I thought electronic data interchange (EDI) was an old technology. Why am I still hearing about it?
EDI refers to the electronic exchange of business information between two companies using a specific and structured format. The concept has been around since the 1970s and has traditionally been used to automate buyer-seller transactions such as invoices and purchase orders. But as more processes within a company become automated, EDI has expanded to areas such as inventory management and product distribution.
How does it work?
EDI relies on standards, or common methods of defining classes of business data, which allow computers to recognize what data belongs to what department in a company. In the early days of EDI, many companies built in-house EDI standards, but as interest grew, industries started to agree on common standards, administered by standards organizations. These standards, which allow computers in different organizations to share information over privately built, closed networks known as value-added networks, led to the use of EDI for corporate purchasing.
What are the benefits?
Consider a very simple non-EDI-based purchase: A buyer decides he needs 365 ballpeen hammers. He creates a purchase order, prints it out and pops it in the mail. When the supplier gets the order, she types it into her company's computer system. The inventory guy pulls the order and ships out the hammers. Next, the supplier prints out and mails an invoice. It's not hard to imagine that this process could take several days. EDI has the potential to cut massive amounts of time out of the process. Sending documents, such as purchase orders or invoices, electronically takes minutes, not days, and shipments can often go out the day the order comes in. Moreover, the electronic format does not need to be rekeyed upon arrival, which also eliminates the possibility of typos. And EDI reduces costs by cutting down on data input, routing and delivery.
What does all of this have to do with the Internet?

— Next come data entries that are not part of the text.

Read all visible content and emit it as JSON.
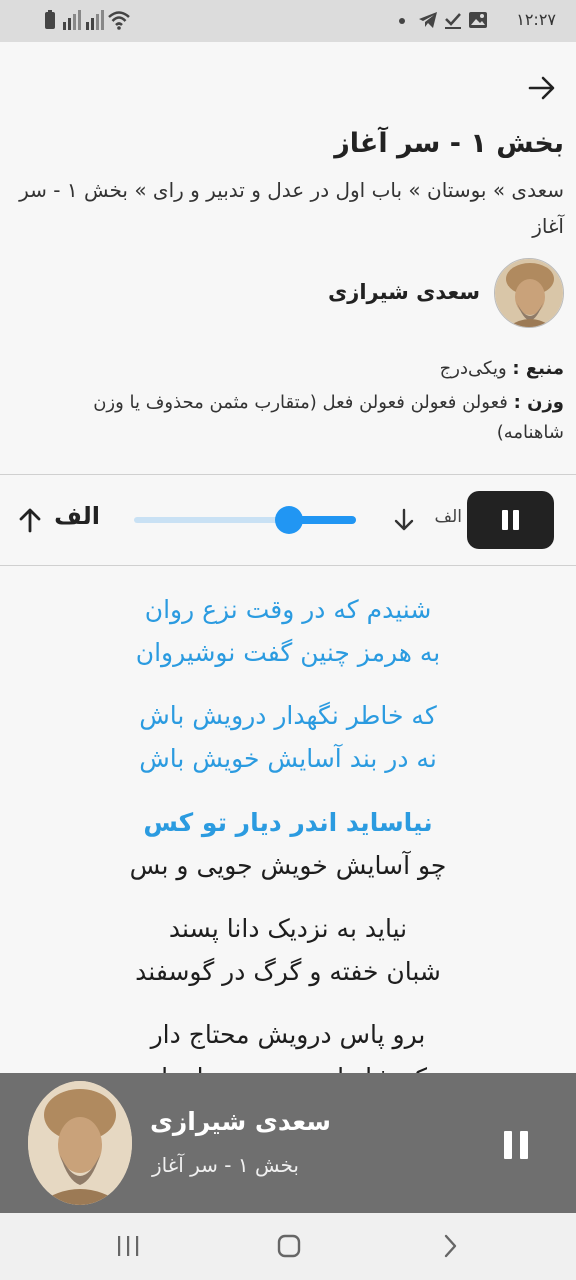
{
  "status_bar": {
    "time": "۱۲:۲۷",
    "icons": [
      "battery-icon",
      "signal-icon",
      "signal-icon-2",
      "wifi-icon",
      "dot-icon",
      "telegram-icon",
      "check-icon",
      "image-icon"
    ]
  },
  "header": {
    "back_icon": "arrow-right-icon",
    "title": "بخش ۱ - سر آغاز",
    "breadcrumb": "سعدی » بوستان » باب اول در عدل و تدبیر و رای » بخش ۱ - سر آغاز"
  },
  "poet": {
    "name": "سعدی شیرازی"
  },
  "meta": {
    "source_label": "منبع :",
    "source_value": "ویکی‌درج",
    "meter_label": "وزن :",
    "meter_value": "فعولن فعولن فعولن فعل (متقارب مثمن محذوف یا وزن شاهنامه)"
  },
  "controls": {
    "pause_icon": "pause-icon",
    "font_decrease_label": "الف",
    "font_increase_label": "الف",
    "font_size_level": 0.3,
    "accent_color": "#2196f3"
  },
  "poem": {
    "couplets": [
      {
        "line1": "شنیدم که در وقت نزع روان",
        "line2": "به هرمز چنین گفت نوشیروان"
      },
      {
        "line1": "که خاطر نگهدار درویش باش",
        "line2": "نه در بند آسایش خویش باش"
      },
      {
        "line1": "نیاساید اندر دیار تو کس",
        "line2": "چو آسایش خویش جویی و بس"
      },
      {
        "line1": "نیاید به نزدیک دانا پسند",
        "line2": "شبان خفته و گرگ در گوسفند"
      },
      {
        "line1": "برو پاس درویش محتاج دار",
        "line2": "که شاه از رعیت بود تاجدار"
      }
    ],
    "highlight_color": "#2b9be0"
  },
  "mini_player": {
    "title": "سعدی شیرازی",
    "subtitle": "بخش ۱ - سر آغاز",
    "pause_icon": "pause-icon",
    "background": "#6f6f6f"
  },
  "navbar": {
    "icons": [
      "recent-apps-icon",
      "home-icon",
      "back-icon"
    ]
  }
}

Building an EDI system has traditionally required a substantial investment in some heavy-duty computers and networking equipment for both parties. Sometimes a large buyer, such as Wal-Mart Stores Inc., will require that all its suppliers be EDI-compliant. That puts a burden on smaller suppliers, forcing them to choose between a heavy technical investment or a loss of business. And EDI isn't instantaneous. Because it uses information that frequently resides in mainframes, the quality of information on an EDI network depends on how frequently the data is refreshed from the mainframe.
And that's the promise of the Web, which offers much lower connectivity costs. That, added to the lower costs of PCs and simpler software, makes EDI over the Web a compelling proposition. Moreover, XML, an open standard for sharing data on the Web, is starting to appear as a method of coding EDI standards, which could provide technical clarity across industries